§ Element data from apps and pages
______

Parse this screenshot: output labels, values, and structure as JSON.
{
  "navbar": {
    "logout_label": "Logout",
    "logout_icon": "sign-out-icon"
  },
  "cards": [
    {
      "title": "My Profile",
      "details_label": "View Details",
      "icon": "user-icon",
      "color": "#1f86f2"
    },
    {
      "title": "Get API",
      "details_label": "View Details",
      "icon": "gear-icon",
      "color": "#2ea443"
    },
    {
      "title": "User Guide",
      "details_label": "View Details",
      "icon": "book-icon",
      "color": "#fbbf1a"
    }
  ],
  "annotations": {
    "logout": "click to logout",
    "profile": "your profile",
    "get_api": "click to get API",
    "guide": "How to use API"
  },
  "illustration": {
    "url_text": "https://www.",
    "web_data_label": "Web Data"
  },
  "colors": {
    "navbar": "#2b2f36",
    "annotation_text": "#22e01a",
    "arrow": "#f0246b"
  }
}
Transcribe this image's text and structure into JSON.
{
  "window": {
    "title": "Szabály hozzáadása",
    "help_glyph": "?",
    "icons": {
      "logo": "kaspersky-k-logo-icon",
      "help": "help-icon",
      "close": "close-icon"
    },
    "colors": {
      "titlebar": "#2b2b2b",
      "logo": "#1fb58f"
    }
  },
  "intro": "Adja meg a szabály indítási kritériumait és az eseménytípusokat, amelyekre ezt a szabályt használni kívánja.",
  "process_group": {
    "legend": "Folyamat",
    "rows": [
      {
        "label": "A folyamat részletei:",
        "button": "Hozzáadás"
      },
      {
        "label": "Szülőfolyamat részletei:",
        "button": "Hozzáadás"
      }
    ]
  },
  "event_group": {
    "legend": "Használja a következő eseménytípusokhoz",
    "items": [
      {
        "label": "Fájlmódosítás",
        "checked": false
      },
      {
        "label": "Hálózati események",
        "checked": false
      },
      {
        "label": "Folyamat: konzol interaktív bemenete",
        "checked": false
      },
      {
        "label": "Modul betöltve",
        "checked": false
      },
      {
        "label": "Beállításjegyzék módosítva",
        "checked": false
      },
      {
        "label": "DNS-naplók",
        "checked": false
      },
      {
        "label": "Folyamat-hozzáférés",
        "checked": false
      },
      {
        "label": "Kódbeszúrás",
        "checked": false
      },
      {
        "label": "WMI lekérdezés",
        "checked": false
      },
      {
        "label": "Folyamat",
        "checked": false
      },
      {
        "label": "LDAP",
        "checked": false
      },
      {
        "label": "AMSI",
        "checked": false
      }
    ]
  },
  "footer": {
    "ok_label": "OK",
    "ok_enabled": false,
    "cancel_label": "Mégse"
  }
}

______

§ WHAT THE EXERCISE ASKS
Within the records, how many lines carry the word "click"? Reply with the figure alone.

§ RESPONSE AREA
2